[2] . As Romer and Romer (1998) explain, “Because of the short-run cyclicality of poverty, some authors have concluded that compassionate monetary policy is loose or expansionary policy…[T]his view misses the crucial fact that the cyclical effects of monetary policy on unemployment are inherently temporary. Monetary policy can generate a temporary boom, and hence a temporary reduction in poverty. But, as unemployment returns to the natural rate, poverty rises again.”
[3] Taylor, John. 1979. “Estimation and Control of a Macroeconomic Model with Rational Expectations.” Econometrica 47(5): 1267-1286.
[4] Cecchetti, S. G. and Ehrmann, M. 2002. “Does Inflation Targeting Increase Output Volatility? An International Comparison of Policymakers' Preferences and Outcomes,” in N. Loayza and K. Schmidt-Hebbel (eds), Monetary Policy: Rules and Transmission Mechanisms, Proceedings of the 4th Annual Conference of the Central Bank of Chile, Santiago, Central Bank of Chile, pp. 247-274.
[5] See Cecchetti, Stephen. 1998. “Policy Rules and Targets: Framing the Central Banker’s Problem.” Economic Policy Review. Federal Reserve Bank of New York.
[6] BLS January 8, 2016 Employment Situation Summary
[7]Peneva, Ekaterina and Jeremy B. Rudd. 2015. "The Passthrough of Labor Costs to Price Inflation."
[8] See Brainard 1967 "Uncertainty and the Effectiveness of Policy," American Economic Review Papers and Proceedings 57(2); and Blinder, Alan. 1999. "Critical Issues for Modern Major Central Bankers."

Sunday, January 10, 2016

Household Inflation Uncertainty Update

In my job market paper last year, I constructed a new measure of households' inflation uncertainty based on people's tendency to use round numbers when they report their inflation expectations on the Michigan Survey of Consumers. The monthly consumer inflation uncertainty index is available at a short horizon (one-year-ahead) and a long horizon (five-to-ten-years ahead). I explain the construction of the indices in more detail, and update them periodically, at the Inflation Uncertainty website, where you can also download the indices.

I recently updated the indices through November 2015. As the figure below shows, short-horizon inflation uncertainty reached a historical maximum in February 2009, but has since fallen and remained relatively steady in the last two years. Consumers are less uncertain about longer-run than shorter- run inflation since around 1990. This makes sense if at least some consumers have anchored expectations, i.e. they are fairly certain about what will happen with inflation over the longer run, even if they expect it to fluctuate in the shorter run.

In my paper, I interpreted the decline of long-run consumer inflation uncertainty over the 1980s as a result of improved anchoring during and following the Volcker disinflation, but noted the apparent lack of improvement since the mid-90s, despite the Fed's efforts to improve its communication strategy and better anchor expectations.
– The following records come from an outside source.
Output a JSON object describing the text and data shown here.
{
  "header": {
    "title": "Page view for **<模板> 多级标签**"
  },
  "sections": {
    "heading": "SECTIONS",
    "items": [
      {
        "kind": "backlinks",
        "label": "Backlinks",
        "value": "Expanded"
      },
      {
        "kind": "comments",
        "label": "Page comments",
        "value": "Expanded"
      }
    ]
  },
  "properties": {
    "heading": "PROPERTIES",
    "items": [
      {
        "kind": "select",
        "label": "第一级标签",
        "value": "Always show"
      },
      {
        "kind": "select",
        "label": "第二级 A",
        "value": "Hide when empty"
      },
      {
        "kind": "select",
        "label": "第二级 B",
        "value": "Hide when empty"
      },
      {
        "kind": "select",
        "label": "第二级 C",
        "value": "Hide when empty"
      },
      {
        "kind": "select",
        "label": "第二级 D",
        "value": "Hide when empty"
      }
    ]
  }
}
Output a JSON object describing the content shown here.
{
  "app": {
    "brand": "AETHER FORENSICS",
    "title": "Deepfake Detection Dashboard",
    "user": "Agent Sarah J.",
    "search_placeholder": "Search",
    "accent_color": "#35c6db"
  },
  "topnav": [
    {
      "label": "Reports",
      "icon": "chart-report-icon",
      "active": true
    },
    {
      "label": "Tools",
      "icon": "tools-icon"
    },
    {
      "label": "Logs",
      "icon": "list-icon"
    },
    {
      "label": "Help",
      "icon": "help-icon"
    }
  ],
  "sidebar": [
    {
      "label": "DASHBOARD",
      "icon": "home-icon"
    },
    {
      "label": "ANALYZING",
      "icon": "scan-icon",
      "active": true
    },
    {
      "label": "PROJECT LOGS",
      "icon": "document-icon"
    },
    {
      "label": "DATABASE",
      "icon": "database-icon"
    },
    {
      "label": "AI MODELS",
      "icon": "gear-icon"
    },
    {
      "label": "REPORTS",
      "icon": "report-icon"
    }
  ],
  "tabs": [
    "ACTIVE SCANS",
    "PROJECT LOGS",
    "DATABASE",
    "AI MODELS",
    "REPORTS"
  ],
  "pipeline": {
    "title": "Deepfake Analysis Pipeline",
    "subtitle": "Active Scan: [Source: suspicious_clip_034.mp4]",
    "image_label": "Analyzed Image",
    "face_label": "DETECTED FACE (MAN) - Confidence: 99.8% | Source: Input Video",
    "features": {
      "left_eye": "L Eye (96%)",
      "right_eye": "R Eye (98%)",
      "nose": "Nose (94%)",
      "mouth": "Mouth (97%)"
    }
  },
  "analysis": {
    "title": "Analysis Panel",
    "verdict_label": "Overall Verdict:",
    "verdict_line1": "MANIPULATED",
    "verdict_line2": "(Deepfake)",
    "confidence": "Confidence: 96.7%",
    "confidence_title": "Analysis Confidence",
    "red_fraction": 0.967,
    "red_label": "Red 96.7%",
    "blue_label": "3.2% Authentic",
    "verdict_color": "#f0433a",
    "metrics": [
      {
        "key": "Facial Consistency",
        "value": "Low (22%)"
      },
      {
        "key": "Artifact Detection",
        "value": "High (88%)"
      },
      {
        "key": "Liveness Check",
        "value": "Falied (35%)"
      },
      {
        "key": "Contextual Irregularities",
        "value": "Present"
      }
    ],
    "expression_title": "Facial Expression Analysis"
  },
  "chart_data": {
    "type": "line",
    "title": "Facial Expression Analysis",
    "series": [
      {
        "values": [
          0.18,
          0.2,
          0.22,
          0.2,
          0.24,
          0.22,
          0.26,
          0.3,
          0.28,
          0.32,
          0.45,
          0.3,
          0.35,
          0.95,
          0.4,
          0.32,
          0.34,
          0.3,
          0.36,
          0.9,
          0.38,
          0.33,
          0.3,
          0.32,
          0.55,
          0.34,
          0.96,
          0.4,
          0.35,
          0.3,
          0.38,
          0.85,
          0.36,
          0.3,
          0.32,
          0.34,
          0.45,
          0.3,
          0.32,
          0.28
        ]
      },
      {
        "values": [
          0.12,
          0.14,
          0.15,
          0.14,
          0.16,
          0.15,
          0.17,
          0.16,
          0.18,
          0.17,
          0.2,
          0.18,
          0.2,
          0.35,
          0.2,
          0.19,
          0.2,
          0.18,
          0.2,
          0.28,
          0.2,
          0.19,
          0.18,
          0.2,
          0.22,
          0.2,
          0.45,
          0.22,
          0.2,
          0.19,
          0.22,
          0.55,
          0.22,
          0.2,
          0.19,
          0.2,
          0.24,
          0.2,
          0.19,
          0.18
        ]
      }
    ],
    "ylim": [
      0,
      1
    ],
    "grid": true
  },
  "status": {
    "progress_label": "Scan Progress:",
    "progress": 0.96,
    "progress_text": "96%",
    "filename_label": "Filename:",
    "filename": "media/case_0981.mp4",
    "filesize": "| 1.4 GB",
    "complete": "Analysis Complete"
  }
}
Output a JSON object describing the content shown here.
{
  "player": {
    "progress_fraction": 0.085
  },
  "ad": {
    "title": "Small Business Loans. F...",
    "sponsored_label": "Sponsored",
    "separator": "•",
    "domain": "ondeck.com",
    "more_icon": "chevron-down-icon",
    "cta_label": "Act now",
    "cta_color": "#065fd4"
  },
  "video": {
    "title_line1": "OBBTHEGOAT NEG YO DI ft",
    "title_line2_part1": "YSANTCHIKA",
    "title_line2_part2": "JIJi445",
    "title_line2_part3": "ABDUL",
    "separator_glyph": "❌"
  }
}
With an extra year of data, it looks like long-run inflation uncertainty may have actually declined, if only slightly, in the last few years. Still, that doesn't mean that consumers' expectations are strongly anchored, as I show in another working paper (which Kumar et al. follow up for New Zealand with similar results).